TASK TO CARRY OUT
Look through the records and copy each line with the string "Reports" in it.

GIVEN RECORDS
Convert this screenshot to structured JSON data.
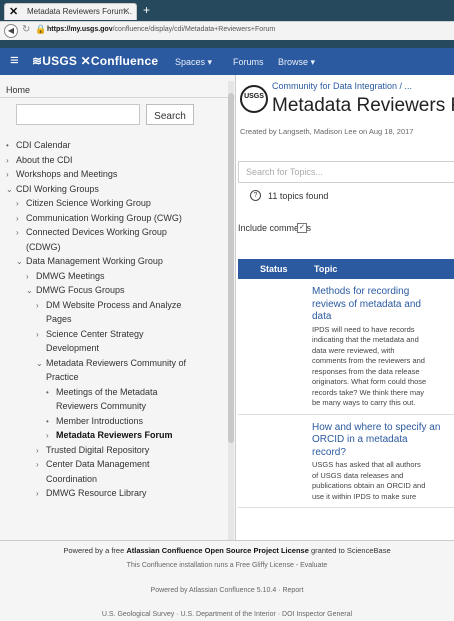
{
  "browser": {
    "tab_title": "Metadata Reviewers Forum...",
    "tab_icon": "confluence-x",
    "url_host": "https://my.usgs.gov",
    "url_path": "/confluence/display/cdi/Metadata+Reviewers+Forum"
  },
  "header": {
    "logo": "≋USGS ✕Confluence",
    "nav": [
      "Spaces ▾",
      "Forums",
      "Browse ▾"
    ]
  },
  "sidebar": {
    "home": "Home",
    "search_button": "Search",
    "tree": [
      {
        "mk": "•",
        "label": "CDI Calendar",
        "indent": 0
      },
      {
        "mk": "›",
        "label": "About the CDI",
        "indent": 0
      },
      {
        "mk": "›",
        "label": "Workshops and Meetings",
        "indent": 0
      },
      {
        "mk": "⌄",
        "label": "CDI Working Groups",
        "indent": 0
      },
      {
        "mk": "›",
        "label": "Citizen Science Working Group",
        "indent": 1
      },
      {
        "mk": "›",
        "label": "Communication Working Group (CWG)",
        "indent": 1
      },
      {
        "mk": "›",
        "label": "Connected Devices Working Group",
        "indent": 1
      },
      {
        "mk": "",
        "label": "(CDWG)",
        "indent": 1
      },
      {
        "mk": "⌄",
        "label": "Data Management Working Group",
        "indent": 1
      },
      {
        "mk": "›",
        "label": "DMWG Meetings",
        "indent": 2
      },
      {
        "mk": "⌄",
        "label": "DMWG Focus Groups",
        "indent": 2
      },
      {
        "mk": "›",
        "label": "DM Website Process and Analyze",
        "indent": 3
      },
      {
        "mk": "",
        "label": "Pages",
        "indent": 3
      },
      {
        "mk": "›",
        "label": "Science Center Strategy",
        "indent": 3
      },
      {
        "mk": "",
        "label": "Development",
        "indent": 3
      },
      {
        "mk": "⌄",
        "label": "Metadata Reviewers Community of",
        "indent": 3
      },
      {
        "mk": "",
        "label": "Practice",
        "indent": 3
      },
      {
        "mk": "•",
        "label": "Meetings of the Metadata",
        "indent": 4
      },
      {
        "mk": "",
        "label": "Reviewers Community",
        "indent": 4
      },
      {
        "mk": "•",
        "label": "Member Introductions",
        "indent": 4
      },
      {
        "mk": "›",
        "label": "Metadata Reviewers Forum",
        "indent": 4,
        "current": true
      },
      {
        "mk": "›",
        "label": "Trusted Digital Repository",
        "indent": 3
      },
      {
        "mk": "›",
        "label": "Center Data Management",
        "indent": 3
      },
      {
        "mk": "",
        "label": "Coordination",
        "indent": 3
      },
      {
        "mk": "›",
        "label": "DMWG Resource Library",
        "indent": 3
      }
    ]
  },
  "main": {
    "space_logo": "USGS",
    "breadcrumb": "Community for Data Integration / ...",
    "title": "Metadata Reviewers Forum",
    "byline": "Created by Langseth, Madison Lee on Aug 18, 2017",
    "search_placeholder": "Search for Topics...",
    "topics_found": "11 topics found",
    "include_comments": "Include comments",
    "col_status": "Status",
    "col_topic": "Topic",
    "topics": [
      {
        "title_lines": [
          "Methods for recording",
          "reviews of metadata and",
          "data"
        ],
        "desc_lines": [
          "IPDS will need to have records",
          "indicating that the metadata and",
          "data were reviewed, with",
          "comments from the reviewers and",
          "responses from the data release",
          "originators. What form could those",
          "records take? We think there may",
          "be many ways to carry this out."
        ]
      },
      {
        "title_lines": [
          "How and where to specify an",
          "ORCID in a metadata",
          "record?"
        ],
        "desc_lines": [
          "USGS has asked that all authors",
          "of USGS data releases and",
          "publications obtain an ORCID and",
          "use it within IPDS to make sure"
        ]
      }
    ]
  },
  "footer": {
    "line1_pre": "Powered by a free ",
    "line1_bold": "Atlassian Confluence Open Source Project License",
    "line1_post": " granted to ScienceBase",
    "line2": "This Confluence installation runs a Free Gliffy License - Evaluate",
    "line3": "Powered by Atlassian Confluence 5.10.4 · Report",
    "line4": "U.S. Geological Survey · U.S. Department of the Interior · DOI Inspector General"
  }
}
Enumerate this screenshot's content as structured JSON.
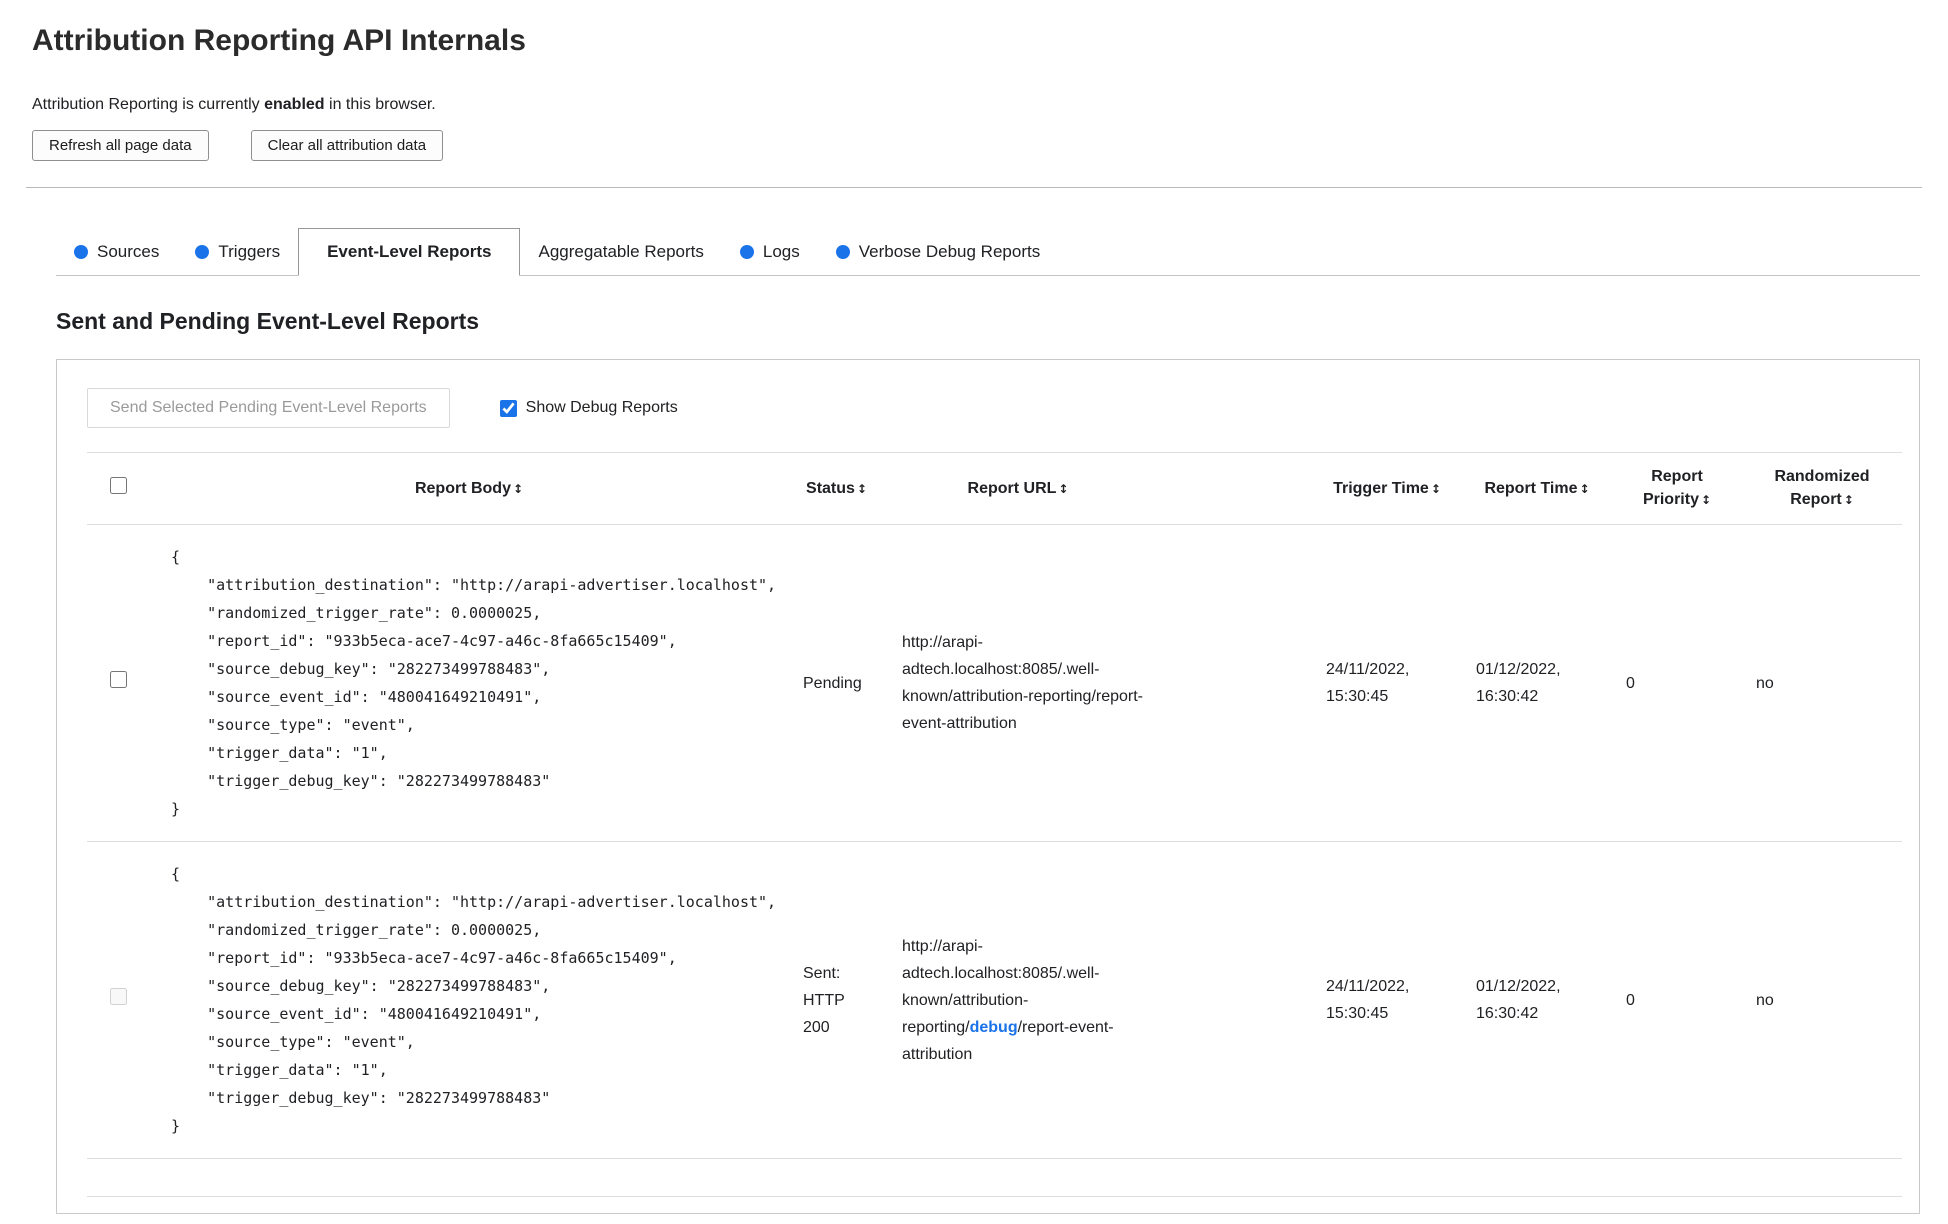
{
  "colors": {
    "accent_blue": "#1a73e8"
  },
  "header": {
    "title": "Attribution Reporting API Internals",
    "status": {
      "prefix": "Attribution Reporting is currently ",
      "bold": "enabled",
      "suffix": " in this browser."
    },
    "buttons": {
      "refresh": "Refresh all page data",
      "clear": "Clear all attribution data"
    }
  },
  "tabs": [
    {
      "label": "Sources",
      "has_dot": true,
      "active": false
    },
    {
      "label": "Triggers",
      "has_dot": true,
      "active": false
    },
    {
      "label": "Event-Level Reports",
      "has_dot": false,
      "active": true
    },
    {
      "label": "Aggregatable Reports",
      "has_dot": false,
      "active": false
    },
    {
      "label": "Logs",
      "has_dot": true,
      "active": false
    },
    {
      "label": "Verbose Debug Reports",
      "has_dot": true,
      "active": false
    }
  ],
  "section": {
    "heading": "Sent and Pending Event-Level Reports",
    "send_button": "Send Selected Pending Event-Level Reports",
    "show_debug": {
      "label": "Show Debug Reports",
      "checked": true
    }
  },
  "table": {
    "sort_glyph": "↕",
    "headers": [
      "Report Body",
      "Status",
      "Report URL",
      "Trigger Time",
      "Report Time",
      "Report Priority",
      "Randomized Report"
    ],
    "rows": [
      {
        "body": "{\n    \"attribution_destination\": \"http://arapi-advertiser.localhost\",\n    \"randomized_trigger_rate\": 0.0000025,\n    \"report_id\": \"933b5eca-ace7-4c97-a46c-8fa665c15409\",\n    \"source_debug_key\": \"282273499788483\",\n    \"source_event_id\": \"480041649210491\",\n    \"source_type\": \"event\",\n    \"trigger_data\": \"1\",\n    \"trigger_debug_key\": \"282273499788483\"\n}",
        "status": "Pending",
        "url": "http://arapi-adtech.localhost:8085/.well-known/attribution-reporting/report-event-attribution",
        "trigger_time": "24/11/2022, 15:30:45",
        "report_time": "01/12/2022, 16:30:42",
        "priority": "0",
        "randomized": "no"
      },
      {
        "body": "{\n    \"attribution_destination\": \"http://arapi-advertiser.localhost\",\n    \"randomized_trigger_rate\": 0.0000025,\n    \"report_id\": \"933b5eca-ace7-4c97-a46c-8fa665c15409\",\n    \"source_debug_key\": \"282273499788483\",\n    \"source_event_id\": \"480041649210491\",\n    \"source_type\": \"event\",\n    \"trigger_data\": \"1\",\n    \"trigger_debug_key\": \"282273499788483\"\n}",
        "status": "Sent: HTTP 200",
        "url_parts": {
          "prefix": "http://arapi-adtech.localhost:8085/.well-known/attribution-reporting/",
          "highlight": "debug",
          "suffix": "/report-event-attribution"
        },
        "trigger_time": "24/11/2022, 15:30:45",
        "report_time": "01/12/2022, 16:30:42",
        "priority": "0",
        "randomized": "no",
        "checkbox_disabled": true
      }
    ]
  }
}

SOLVED EXERCISE
      "label": "Event-Level Reports",
      "label": "Aggregatable Reports",
      "label": "Verbose Debug Reports",
    "heading": "Sent and Pending Event-Level Reports",
    "send_button": "Send Selected Pending Event-Level Reports",
      "label": "Show Debug Reports",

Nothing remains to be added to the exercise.